The final duty of a court is to balance the competing interests of the parties with respect to the release of the disputed information. While the DOE has offered no reasons to justify withholding the "Validation" study, Mobil has offered several persuasive reasons that weigh in favor of releasing the study. First, the "Validation" study relates directly to a central issue of the present litigation. Specifically, the reasonableness of the DOE's desire to issue the January, 1981 entitlements notice in view of the possibility that the notice is based upon inaccurate data. Second, the DOE is in exclusive control of material regarding the effectiveness of its own regulations and information gathering systems, and the extent to which they have been complied with by the oil companies. Third, Mobil argues that the factual nature of the "Validation" study decreases the likelihood that public dissemination would cause any government employees to be inhibited from expressing their views in the future.
Other broader public interest concerns would also favor disclosure of the "Validation" study. The judiciary's need for accurate information to guarantee informed decision-making is one of these. Due to the DOE's control over the entitlements system, it would be much harder for the Court to reach a reasoned judgment in this case without the DOE's own internal studies of the effectiveness of that system. The public interest in the proper functioning of its governmental agencies is also implicated. The DOE has been accused in this law suit of mismanaging a billion dollar governmental program that has far-reaching affects on the American public. The thorough airing of these complaints would be hampered were the DOE permitted to withhold the "Validation" study.
And finally, the release of the "Validation" study reduces the significance to Mobil of the March 12, 1981 memorandum, which merely provides one official's tentative recommendations for policy changes based on the "Validation" study's conclusions. Much more relevant to the instant case is a factual assessment of the effectiveness of the entitlements information system, and its impact on the existing users of the system. This, of course, is the precise subject of the "Validation" study.
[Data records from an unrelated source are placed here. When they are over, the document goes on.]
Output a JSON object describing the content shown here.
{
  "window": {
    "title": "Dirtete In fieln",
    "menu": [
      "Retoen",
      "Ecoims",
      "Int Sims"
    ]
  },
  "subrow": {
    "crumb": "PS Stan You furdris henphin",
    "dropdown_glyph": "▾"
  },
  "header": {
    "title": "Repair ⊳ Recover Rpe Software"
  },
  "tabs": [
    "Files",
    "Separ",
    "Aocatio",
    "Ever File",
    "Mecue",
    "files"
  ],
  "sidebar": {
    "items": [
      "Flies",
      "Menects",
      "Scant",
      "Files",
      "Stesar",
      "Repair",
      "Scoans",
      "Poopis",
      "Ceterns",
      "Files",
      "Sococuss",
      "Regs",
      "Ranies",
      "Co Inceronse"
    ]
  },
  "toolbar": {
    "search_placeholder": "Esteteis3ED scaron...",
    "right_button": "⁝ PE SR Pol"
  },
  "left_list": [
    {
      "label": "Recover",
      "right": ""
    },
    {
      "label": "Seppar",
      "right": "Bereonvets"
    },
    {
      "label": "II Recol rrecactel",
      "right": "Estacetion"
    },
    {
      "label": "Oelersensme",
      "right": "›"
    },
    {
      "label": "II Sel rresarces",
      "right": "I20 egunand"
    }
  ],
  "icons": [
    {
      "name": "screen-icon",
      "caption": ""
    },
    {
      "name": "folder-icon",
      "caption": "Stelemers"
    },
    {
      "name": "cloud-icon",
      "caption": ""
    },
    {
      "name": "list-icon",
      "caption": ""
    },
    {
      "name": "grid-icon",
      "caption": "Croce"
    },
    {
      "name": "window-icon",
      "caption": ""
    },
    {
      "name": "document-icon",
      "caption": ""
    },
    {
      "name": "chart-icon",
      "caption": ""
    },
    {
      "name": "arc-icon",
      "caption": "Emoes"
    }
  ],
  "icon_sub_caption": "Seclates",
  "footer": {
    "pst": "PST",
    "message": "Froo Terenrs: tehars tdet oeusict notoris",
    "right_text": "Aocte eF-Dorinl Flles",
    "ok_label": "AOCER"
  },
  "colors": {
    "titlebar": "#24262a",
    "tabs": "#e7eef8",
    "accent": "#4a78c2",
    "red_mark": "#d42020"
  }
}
As such, the plaintiff's need for the tentative recommendations does not outweigh the DOE's interest in preserving the pre-decisional and deliberative information contained in the March 12, 1981 memorandum.
In conclusion, the defendant DOE's motion to quash Mobil's April 21, 1981 subpoena is denied as to the document entitled "Validation of Crude Oil Entitlements Information System," and is granted with regard to the March 12, 1981 memorandum addressed to the attention of Albert H. Linden, Jr. Defendant DOE is hereby ordered by this Court to immediately provide an accurate and complete copy of the "Validation" study to plaintiff Mobil.
IT IS SO ORDERED.